Global Integration: impacts
- Integration often unequal- rich an poor, center and periphery
- Sex typing of work and underlying ideologies.
- Empowerment via work but disempowered by class and ideologies.
- Low skills based on gendered ideologies within household
- New restrictions and new opportunities.
Kinship Patriarchies
- Kinship Patriarchy
o Male structures of authority
o Resource and skill allocation (access and control)
o Containment
o Socialization for inequality
o Gender roles and underlying ideologies.
Capitalist Patriarchy
- “Modernized patriarchy”
o New gender divisions of labour
o Paternalism (family principle)
o Labour hierarchies
o Transfer of gender ideologies to the factories.
o New restrictions.

Document Summary

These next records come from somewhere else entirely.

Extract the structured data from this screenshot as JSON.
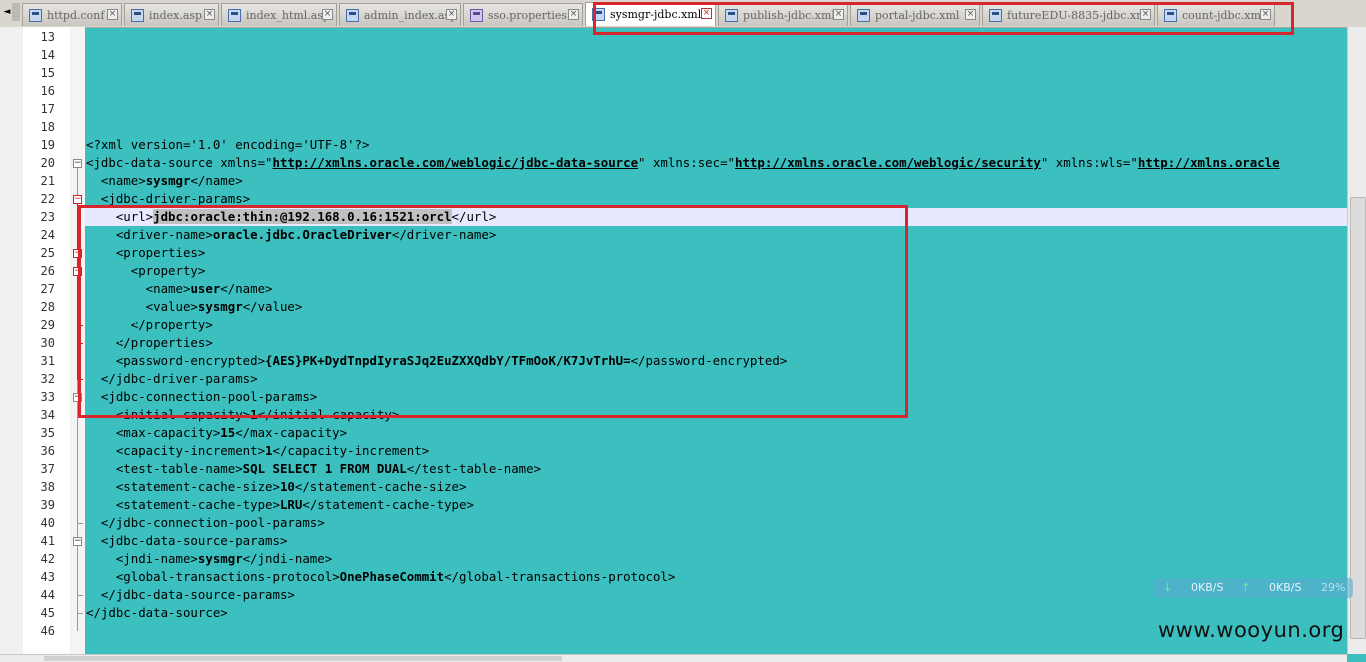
{
  "tabs": [
    {
      "label": "httpd.conf",
      "icon": "file-icon"
    },
    {
      "label": "index.asp",
      "icon": "file-icon"
    },
    {
      "label": "index_html.asp",
      "icon": "file-icon"
    },
    {
      "label": "admin_index.asp",
      "icon": "file-icon"
    },
    {
      "label": "sso.properties",
      "icon": "properties-file-icon"
    },
    {
      "label": "sysmgr-jdbc.xml",
      "icon": "file-icon",
      "active": true
    },
    {
      "label": "publish-jdbc.xml",
      "icon": "file-icon"
    },
    {
      "label": "portal-jdbc.xml",
      "icon": "file-icon"
    },
    {
      "label": "futureEDU-8835-jdbc.xml",
      "icon": "file-icon"
    },
    {
      "label": "count-jdbc.xml",
      "icon": "file-icon"
    }
  ],
  "editor": {
    "background": "#3cbfbf",
    "highlight_color": "#d8262c",
    "lines": [
      {
        "n": "13",
        "text": ""
      },
      {
        "n": "14",
        "text": ""
      },
      {
        "n": "15",
        "text": ""
      },
      {
        "n": "16",
        "text": ""
      },
      {
        "n": "17",
        "text": ""
      },
      {
        "n": "18",
        "text": ""
      },
      {
        "n": "19",
        "text": "<?xml version='1.0' encoding='UTF-8'?>"
      },
      {
        "n": "20",
        "text": "<jdbc-data-source xmlns=\"http://xmlns.oracle.com/weblogic/jdbc-data-source\" xmlns:sec=\"http://xmlns.oracle.com/weblogic/security\" xmlns:wls=\"http://xmlns.oracle"
      },
      {
        "n": "21",
        "text": "  <name>sysmgr</name>"
      },
      {
        "n": "22",
        "text": "  <jdbc-driver-params>"
      },
      {
        "n": "23",
        "text": "    <url>jdbc:oracle:thin:@192.168.0.16:1521:orcl</url>"
      },
      {
        "n": "24",
        "text": "    <driver-name>oracle.jdbc.OracleDriver</driver-name>"
      },
      {
        "n": "25",
        "text": "    <properties>"
      },
      {
        "n": "26",
        "text": "      <property>"
      },
      {
        "n": "27",
        "text": "        <name>user</name>"
      },
      {
        "n": "28",
        "text": "        <value>sysmgr</value>"
      },
      {
        "n": "29",
        "text": "      </property>"
      },
      {
        "n": "30",
        "text": "    </properties>"
      },
      {
        "n": "31",
        "text": "    <password-encrypted>{AES}PK+DydTnpdIyraSJq2EuZXXQdbY/TFmOoK/K7JvTrhU=</password-encrypted>"
      },
      {
        "n": "32",
        "text": "  </jdbc-driver-params>"
      },
      {
        "n": "33",
        "text": "  <jdbc-connection-pool-params>"
      },
      {
        "n": "34",
        "text": "    <initial-capacity>1</initial-capacity>"
      },
      {
        "n": "35",
        "text": "    <max-capacity>15</max-capacity>"
      },
      {
        "n": "36",
        "text": "    <capacity-increment>1</capacity-increment>"
      },
      {
        "n": "37",
        "text": "    <test-table-name>SQL SELECT 1 FROM DUAL</test-table-name>"
      },
      {
        "n": "38",
        "text": "    <statement-cache-size>10</statement-cache-size>"
      },
      {
        "n": "39",
        "text": "    <statement-cache-type>LRU</statement-cache-type>"
      },
      {
        "n": "40",
        "text": "  </jdbc-connection-pool-params>"
      },
      {
        "n": "41",
        "text": "  <jdbc-data-source-params>"
      },
      {
        "n": "42",
        "text": "    <jndi-name>sysmgr</jndi-name>"
      },
      {
        "n": "43",
        "text": "    <global-transactions-protocol>OnePhaseCommit</global-transactions-protocol>"
      },
      {
        "n": "44",
        "text": "  </jdbc-data-source-params>"
      },
      {
        "n": "45",
        "text": "</jdbc-data-source>"
      },
      {
        "n": "46",
        "text": ""
      }
    ]
  },
  "netspeed": {
    "down": "0KB/S",
    "up": "0KB/S",
    "percent": "29%"
  },
  "watermark": "www.wooyun.org"
}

Emergence of new rich" in developing countries and middle class women in. Improve life chances of children: fewer opportunities for men therefore women are forced to go globally. Lucrative business: more in developing countries, agencies will give money to the agents if they can get workers for care work. Remittance alleviates national debts, unemployment at hone, contributes to family subsistence. Migrants are often married with children: because it reduced stigma on them. Absent wife syndrome: as soon as women leave to go to work, their marriage is not as stable, and often when they come back the husband has often found another wife. Vertical segregation: women at the bottom. Negotiating images (modesty, sexuality, lesbian)- philippian maids. Resolves contradictions between women"s space (domestic) modesty concerns, and women"s entry into public/labour space. Integration often unequal- rich an poor, center and periphery. Sex typing of work and underlying ideologies. Empowerment via work but disempowered by class and ideologies.